Blog: Sweden says Iron Maiden's Trooper is super after all
James Wilmore | 29 May 2013
It was hardly a matter of life and death, but Iron Maiden have broken through the final frontier. Yes, Trooper ale has been allowed to land in Sweden.
After (probably) tense negotiations, and a few quick clicks of the zoom button, officials at Sweden's state-run liquor store monopoly, Systembolaget, have embraced their inner metaller by giving the go-ahead. Bottles of the 4.7% beer will be available in Sweden from the end of June.
Apparently, due to Swedish laws, drink labels in the Scandinavian country are banned from featuring "elements of war, weapons or aggression". So, instead, Trooper's label just features a close-up of the band's mascot Eddie, aka Eddie the Head.
Still quite an aggressive looking chap, if you ask me, but there you go.
Heavy metal legend Bruce Dickinson - lead singer of the band Iron Maiden, for the unitiated - is clearly a man not afraid to get his hands dirty. ...
The homebrewing revival continues in the UK - and evidence has come that even the supermarket chains are taking it semi-seriously. ...
Does Pernod Ricard have something to hide?

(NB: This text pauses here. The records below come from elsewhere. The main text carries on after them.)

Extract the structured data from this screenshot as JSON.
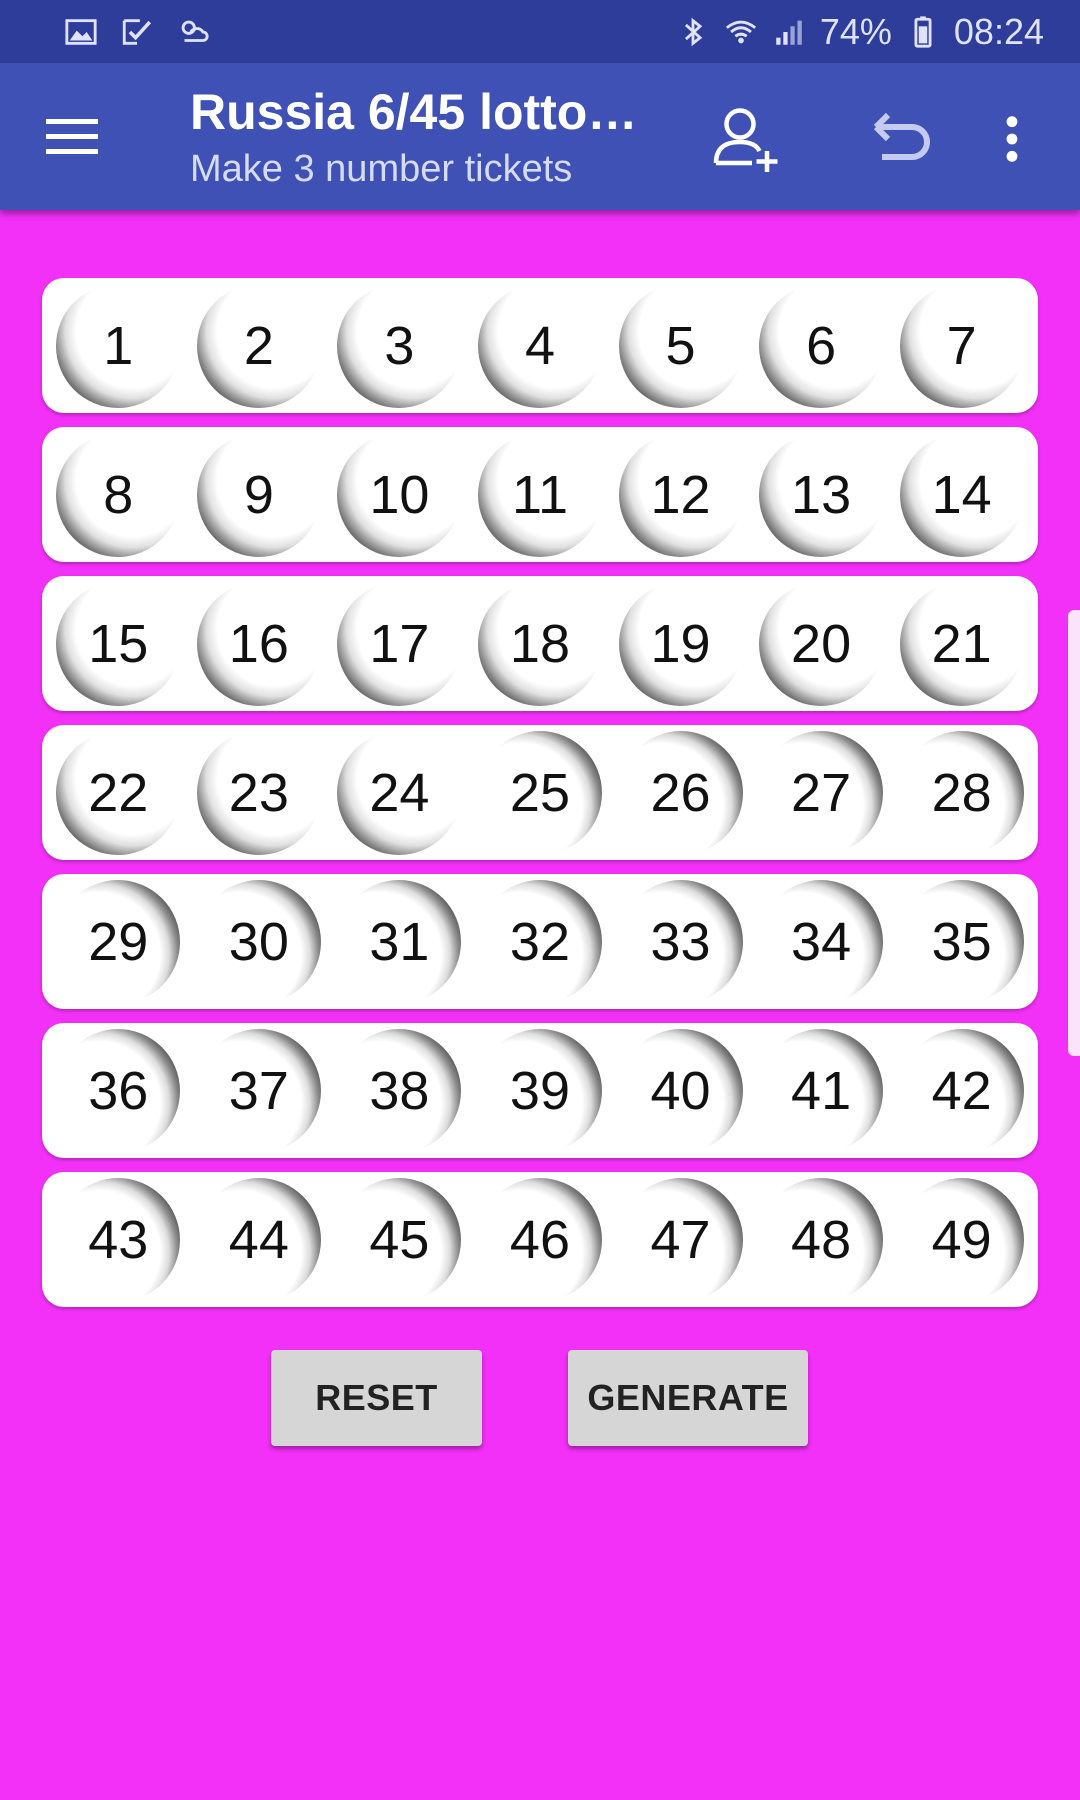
{
  "status_bar": {
    "left_icons": [
      "image-icon",
      "check-list-icon",
      "weather-icon"
    ],
    "battery": "74%",
    "time": "08:24"
  },
  "app_bar": {
    "title": "Russia 6/45 lotto…",
    "subtitle": "Make 3 number tickets",
    "icons": [
      "menu-icon",
      "add-person-icon",
      "undo-icon",
      "more-vert-icon"
    ]
  },
  "grid": {
    "rows": [
      [
        1,
        2,
        3,
        4,
        5,
        6,
        7
      ],
      [
        8,
        9,
        10,
        11,
        12,
        13,
        14
      ],
      [
        15,
        16,
        17,
        18,
        19,
        20,
        21
      ],
      [
        22,
        23,
        24,
        25,
        26,
        27,
        28
      ],
      [
        29,
        30,
        31,
        32,
        33,
        34,
        35
      ],
      [
        36,
        37,
        38,
        39,
        40,
        41,
        42
      ],
      [
        43,
        44,
        45,
        46,
        47,
        48,
        49
      ]
    ],
    "shade_left_max": 24
  },
  "buttons": {
    "reset_label": "RESET",
    "generate_label": "GENERATE"
  },
  "colors": {
    "background": "#f230f7",
    "app_bar": "#3f51b5",
    "status_bar": "#2f3d9a"
  }
}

In a press conference after the release of full-year results today, only a quarter of the 100 minutes were given over to questions from journalists....
Here's a round-up of the top stories on just-drinks last week, featuring Carlsberg, Heineken, Coca-Cola Amatil, California's winelands and Cognac....
- The End of the Road for International Beer Brands?
- Allegro: The shape of things to come at Pernod?
- Comment - Another One Bites Bacardi's Dust
- Pernod Ricard's FY Performance by Region, Brand
- US craft vodka puts squeeze on Pernod's Absolut
- Mast-Jägermeister targets UK off-trade boost
- Pernod bemoans tough FY as sales, profits drop
- ASA bans Jägermeister TV ad
- Bacardi announces CFO switch
- SABMiller exec to become CFO at Beam Suntory